> [What this task involves]:
Determine the number of lines in the data that contain "шаблонів", and write only that number.

[Interface dataset entries]

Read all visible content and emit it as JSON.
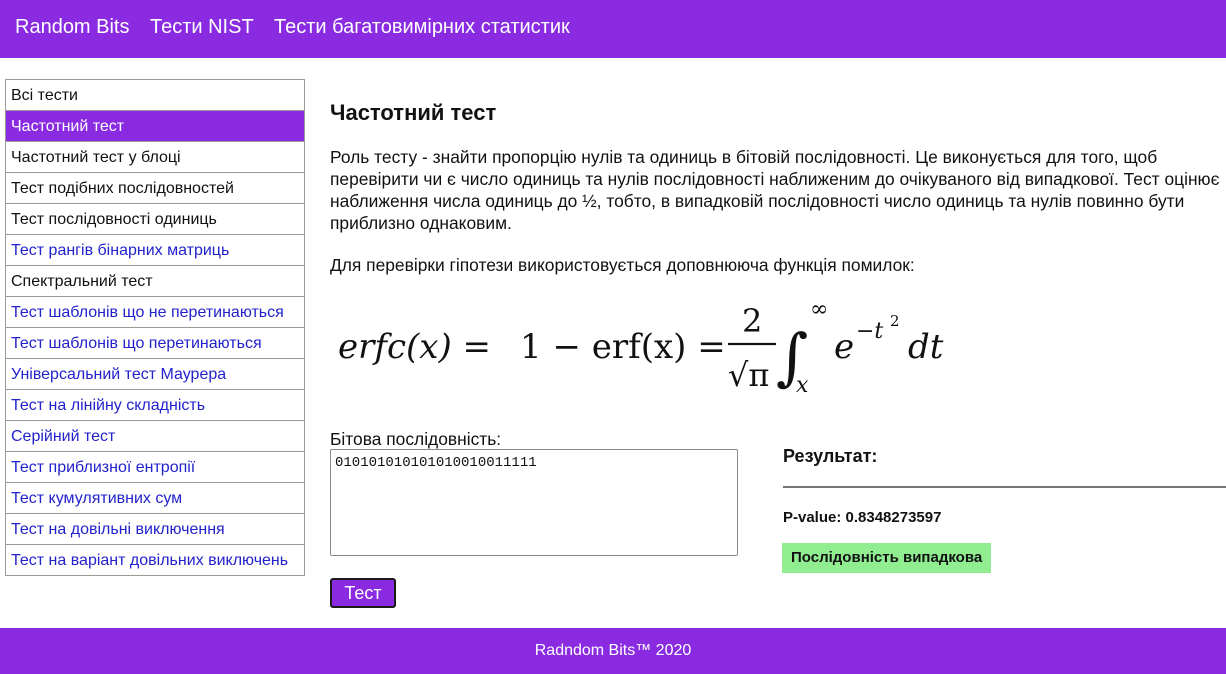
{
  "nav": {
    "brand": "Random Bits",
    "nist": "Тести NIST",
    "multivariate": "Тести багатовимірних статистик"
  },
  "sidebar": {
    "items": [
      {
        "label": "Всі тести"
      },
      {
        "label": "Частотний тест"
      },
      {
        "label": "Частотний тест у блоці"
      },
      {
        "label": "Тест подібних послідовностей"
      },
      {
        "label": "Тест послідовності одиниць"
      },
      {
        "label": "Тест рангів бінарних матриць"
      },
      {
        "label": "Спектральний тест"
      },
      {
        "label": "Тест шаблонів що не перетинаються"
      },
      {
        "label": "Тест шаблонів що перетинаються"
      },
      {
        "label": "Універсальний тест Маурера"
      },
      {
        "label": "Тест на лінійну складність"
      },
      {
        "label": "Серійний тест"
      },
      {
        "label": "Тест приблизної ентропії"
      },
      {
        "label": "Тест кумулятивних сум"
      },
      {
        "label": "Тест на довільні виключення"
      },
      {
        "label": "Тест на варіант довільних виключень"
      }
    ]
  },
  "main": {
    "title": "Частотний тест",
    "description": "Роль тесту - знайти пропорцію нулів та одиниць в бітовій послідовності. Це виконується для того, щоб перевірити чи є число одиниць та нулів послідовності наближеним до очікуваного від випадкової. Тест оцінює наближення числа одиниць до ½, тобто, в випадковій послідовності число одиниць та нулів повинно бути приблизно однаковим.",
    "hint": "Для перевірки гіпотези використовується доповнююча функція помилок:",
    "formula": {
      "lhs": "erfc(x) =",
      "one_minus": "1 − erf(x) =",
      "numerator": "2",
      "denominator": "√π",
      "integral": "∫",
      "upper_limit": "∞",
      "lower_limit": "x",
      "base": "e",
      "exponent": "−t",
      "exponent_power": "2",
      "dt": "dt"
    },
    "sequence_label": "Бітова послідовність:",
    "sequence_value": "010101010101010010011111",
    "test_button": "Тест"
  },
  "result": {
    "title": "Результат:",
    "pvalue": "P-value: 0.8348273597",
    "verdict": "Послідовність випадкова"
  },
  "footer": {
    "text": "Radndom Bits™ 2020"
  },
  "colors": {
    "accent": "#8a2be2",
    "link": "#2222cc",
    "success": "#90ee90"
  }
}
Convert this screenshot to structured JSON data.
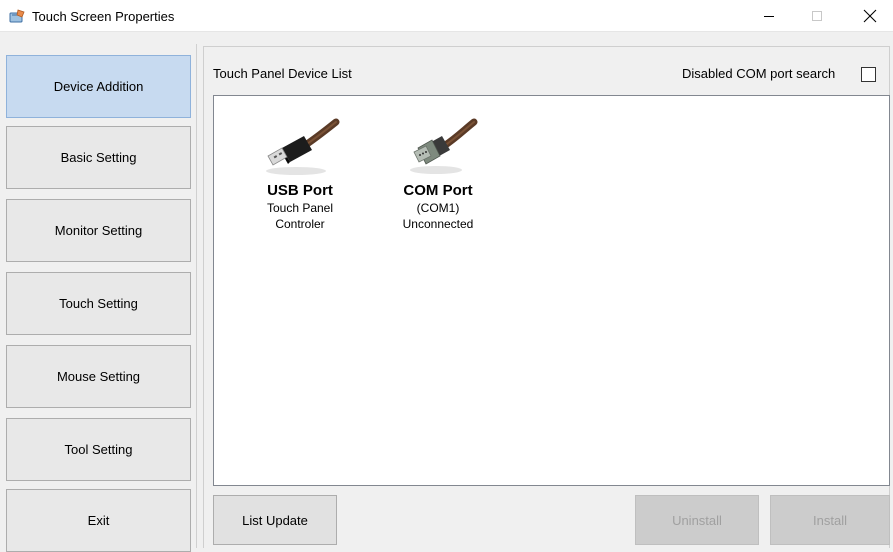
{
  "window": {
    "title": "Touch Screen Properties",
    "app_icon": "touch-screen-app-icon",
    "controls": {
      "minimize": "minimize-icon",
      "maximize": "maximize-icon",
      "close": "close-icon"
    }
  },
  "sidebar": {
    "items": [
      {
        "label": "Device Addition",
        "active": true
      },
      {
        "label": "Basic Setting",
        "active": false
      },
      {
        "label": "Monitor Setting",
        "active": false
      },
      {
        "label": "Touch Setting",
        "active": false
      },
      {
        "label": "Mouse Setting",
        "active": false
      },
      {
        "label": "Tool Setting",
        "active": false
      },
      {
        "label": "Exit",
        "active": false
      }
    ]
  },
  "main": {
    "list_label": "Touch Panel Device List",
    "com_search_label": "Disabled COM port search",
    "com_search_checked": false,
    "devices": [
      {
        "name": "USB Port",
        "line1": "Touch Panel",
        "line2": "Controler",
        "icon": "usb-cable-icon"
      },
      {
        "name": "COM Port",
        "line1": "(COM1)",
        "line2": "Unconnected",
        "icon": "com-cable-icon"
      }
    ],
    "buttons": {
      "list_update": "List Update",
      "uninstall": "Uninstall",
      "install": "Install"
    }
  },
  "colors": {
    "active_sidebar": "#c7daf0",
    "cable": "#5a3a26"
  }
}
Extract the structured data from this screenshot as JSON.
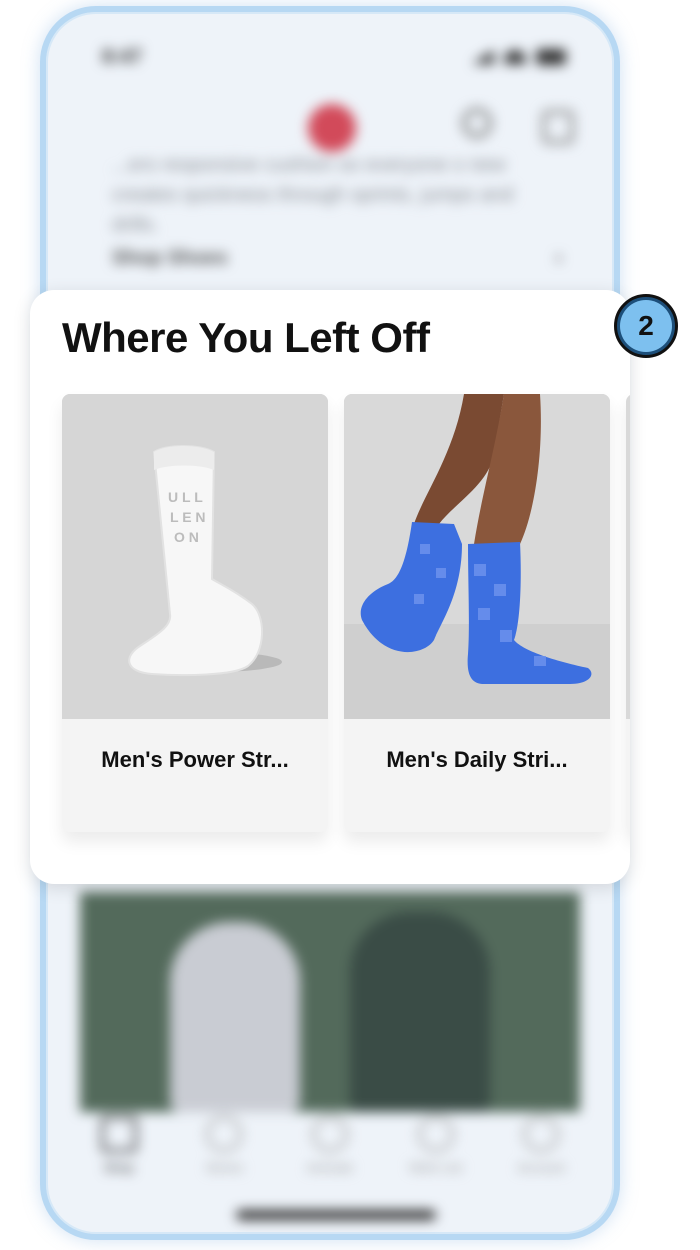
{
  "status_bar": {
    "time": "8:47"
  },
  "background": {
    "paragraph": "...ers responsive cushion so everyone s new creates quickness through sprints, jumps and drills.",
    "shop_link": "Shop Shoes",
    "shop_chevron": "›"
  },
  "tabbar": [
    {
      "label": "Shop"
    },
    {
      "label": "Stores"
    },
    {
      "label": "Activate"
    },
    {
      "label": "Wish List"
    },
    {
      "label": "Account"
    }
  ],
  "popup": {
    "title": "Where You Left Off",
    "products": [
      {
        "name": "Men's Power Str..."
      },
      {
        "name": "Men's Daily Stri..."
      }
    ]
  },
  "badge": {
    "number": "2"
  },
  "colors": {
    "frame": "#b7d8f3",
    "badge_outer": "#1d4f7a",
    "badge_inner": "#7dc0ef",
    "sock_white": "#ffffff",
    "sock_blue": "#3d6fe0"
  }
}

> [Output of the exercise]:
2